- YOUR GOAL
When you repeat the material, keep each line exact and omit the pictures.

- SOURCE DATA
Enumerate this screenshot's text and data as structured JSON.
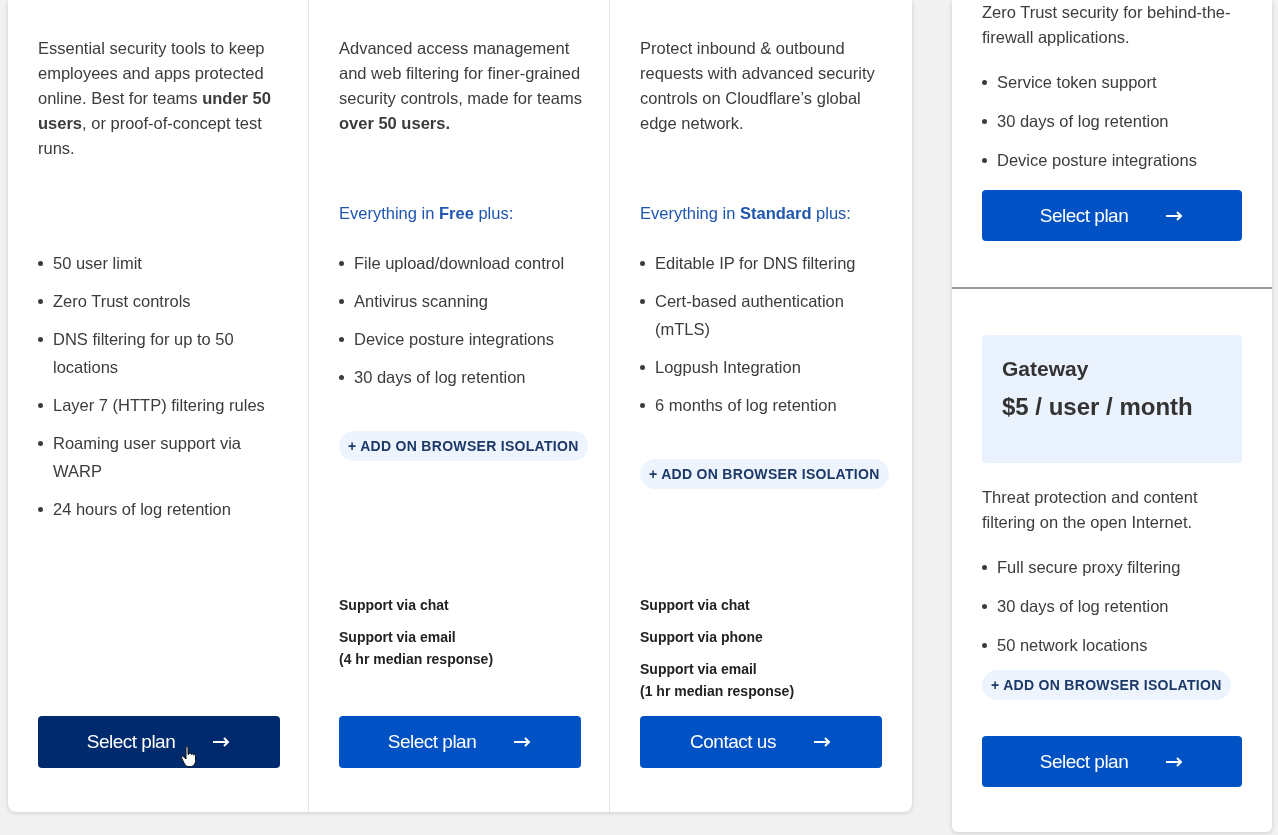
{
  "plans": [
    {
      "description": "Essential security tools to keep employees and apps protected online. Best for teams **under 50 users**, or proof-of-concept test runs.",
      "features": [
        "50 user limit",
        "Zero Trust controls",
        "DNS filtering for up to 50 locations",
        "Layer 7 (HTTP) filtering rules",
        "Roaming user support via WARP",
        "24 hours of log retention"
      ],
      "button": {
        "label": "Select plan",
        "hovered": true
      }
    },
    {
      "description": "Advanced access management and web filtering for finer-grained security controls, made for teams **over 50 users.**",
      "includes": "Everything in **Free** plus:",
      "features": [
        "File upload/download control",
        "Antivirus scanning",
        "Device posture integrations",
        "30 days of log retention"
      ],
      "addon": "+ ADD ON BROWSER ISOLATION",
      "support": [
        "Support via chat",
        "Support via email\n(4 hr median response)"
      ],
      "button": {
        "label": "Select plan",
        "hovered": false
      }
    },
    {
      "description": "Protect inbound & outbound requests with advanced security controls on Cloudflare’s global edge network.",
      "includes": "Everything in **Standard** plus:",
      "features": [
        "Editable IP for DNS filtering",
        "Cert-based authentication (mTLS)",
        "Logpush Integration",
        "6 months of log retention"
      ],
      "addon": "+ ADD ON BROWSER ISOLATION",
      "support": [
        "Support via chat",
        "Support via phone",
        "Support via email\n(1 hr median response)"
      ],
      "button": {
        "label": "Contact us",
        "hovered": false
      }
    }
  ],
  "side_plans": [
    {
      "description": "Zero Trust security for behind-the-firewall applications.",
      "features": [
        "Service token support",
        "30 days of log retention",
        "Device posture integrations"
      ],
      "button": {
        "label": "Select plan",
        "hovered": false
      }
    },
    {
      "name": "Gateway",
      "price": "$5 / user / month",
      "description": "Threat protection and content filtering on the open Internet.",
      "features": [
        "Full secure proxy filtering",
        "30 days of log retention",
        "50 network locations"
      ],
      "addon": "+ ADD ON BROWSER ISOLATION",
      "button": {
        "label": "Select plan",
        "hovered": false
      }
    }
  ]
}
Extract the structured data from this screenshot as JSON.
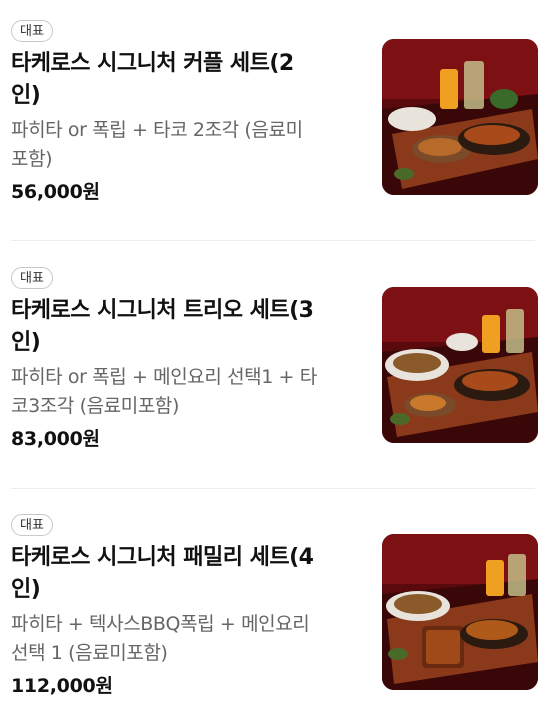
{
  "items": [
    {
      "badge": "대표",
      "name_line1": "타케로스 시그니처 커플 세트(2",
      "name_line2": "인)",
      "desc_line1": "파히타 or 폭립 + 타코 2조각 (음료미",
      "desc_line2": "포함)",
      "price": "56,000원",
      "image": "couple-set-photo"
    },
    {
      "badge": "대표",
      "name_line1": "타케로스 시그니처 트리오 세트(3",
      "name_line2": "인)",
      "desc_line1": "파히타 or 폭립 + 메인요리 선택1 + 타",
      "desc_line2": "코3조각 (음료미포함)",
      "price": "83,000원",
      "image": "trio-set-photo"
    },
    {
      "badge": "대표",
      "name_line1": "타케로스 시그니처 패밀리 세트(4",
      "name_line2": "인)",
      "desc_line1": "파히타 + 텍사스BBQ폭립 + 메인요리",
      "desc_line2": "선택 1 (음료미포함)",
      "price": "112,000원",
      "image": "family-set-photo"
    }
  ]
}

- ANSWER TO THE PROBLEM
Enumerate this screenshot's text and data as structured JSON.
{
  "plans": [
    {
      "description": "Essential security tools to keep employees and apps protected online. Best for teams **under 50 users**, or proof-of-concept test runs.",
      "features": [
        "50 user limit",
        "Zero Trust controls",
        "DNS filtering for up to 50 locations",
        "Layer 7 (HTTP) filtering rules",
        "Roaming user support via WARP",
        "24 hours of log retention"
      ],
      "button": {
        "label": "Select plan",
        "hovered": true
      }
    },
    {
      "description": "Advanced access management and web filtering for finer-grained security controls, made for teams **over 50 users.**",
      "includes": "Everything in **Free** plus:",
      "features": [
        "File upload/download control",
        "Antivirus scanning",
        "Device posture integrations",
        "30 days of log retention"
      ],
      "addon": "+ ADD ON BROWSER ISOLATION",
      "support": [
        "Support via chat",
        "Support via email\n(4 hr median response)"
      ],
      "button": {
        "label": "Select plan",
        "hovered": false
      }
    },
    {
      "description": "Protect inbound & outbound requests with advanced security controls on Cloudflare’s global edge network.",
      "includes": "Everything in **Standard** plus:",
      "features": [
        "Editable IP for DNS filtering",
        "Cert-based authentication (mTLS)",
        "Logpush Integration",
        "6 months of log retention"
      ],
      "addon": "+ ADD ON BROWSER ISOLATION",
      "support": [
        "Support via chat",
        "Support via phone",
        "Support via email\n(1 hr median response)"
      ],
      "button": {
        "label": "Contact us",
        "hovered": false
      }
    }
  ],
  "side_plans": [
    {
      "description": "Zero Trust security for behind-the-firewall applications.",
      "features": [
        "Service token support",
        "30 days of log retention",
        "Device posture integrations"
      ],
      "button": {
        "label": "Select plan",
        "hovered": false
      }
    },
    {
      "name": "Gateway",
      "price": "$5 / user / month",
      "description": "Threat protection and content filtering on the open Internet.",
      "features": [
        "Full secure proxy filtering",
        "30 days of log retention",
        "50 network locations"
      ],
      "addon": "+ ADD ON BROWSER ISOLATION",
      "button": {
        "label": "Select plan",
        "hovered": false
      }
    }
  ]
}
Extract the structured data from this screenshot as JSON.
{
  "items": [
    {
      "badge": "대표",
      "name_line1": "타케로스 시그니처 커플 세트(2",
      "name_line2": "인)",
      "desc_line1": "파히타 or 폭립 + 타코 2조각 (음료미",
      "desc_line2": "포함)",
      "price": "56,000원",
      "image": "couple-set-photo"
    },
    {
      "badge": "대표",
      "name_line1": "타케로스 시그니처 트리오 세트(3",
      "name_line2": "인)",
      "desc_line1": "파히타 or 폭립 + 메인요리 선택1 + 타",
      "desc_line2": "코3조각 (음료미포함)",
      "price": "83,000원",
      "image": "trio-set-photo"
    },
    {
      "badge": "대표",
      "name_line1": "타케로스 시그니처 패밀리 세트(4",
      "name_line2": "인)",
      "desc_line1": "파히타 + 텍사스BBQ폭립 + 메인요리",
      "desc_line2": "선택 1 (음료미포함)",
      "price": "112,000원",
      "image": "family-set-photo"
    }
  ]
}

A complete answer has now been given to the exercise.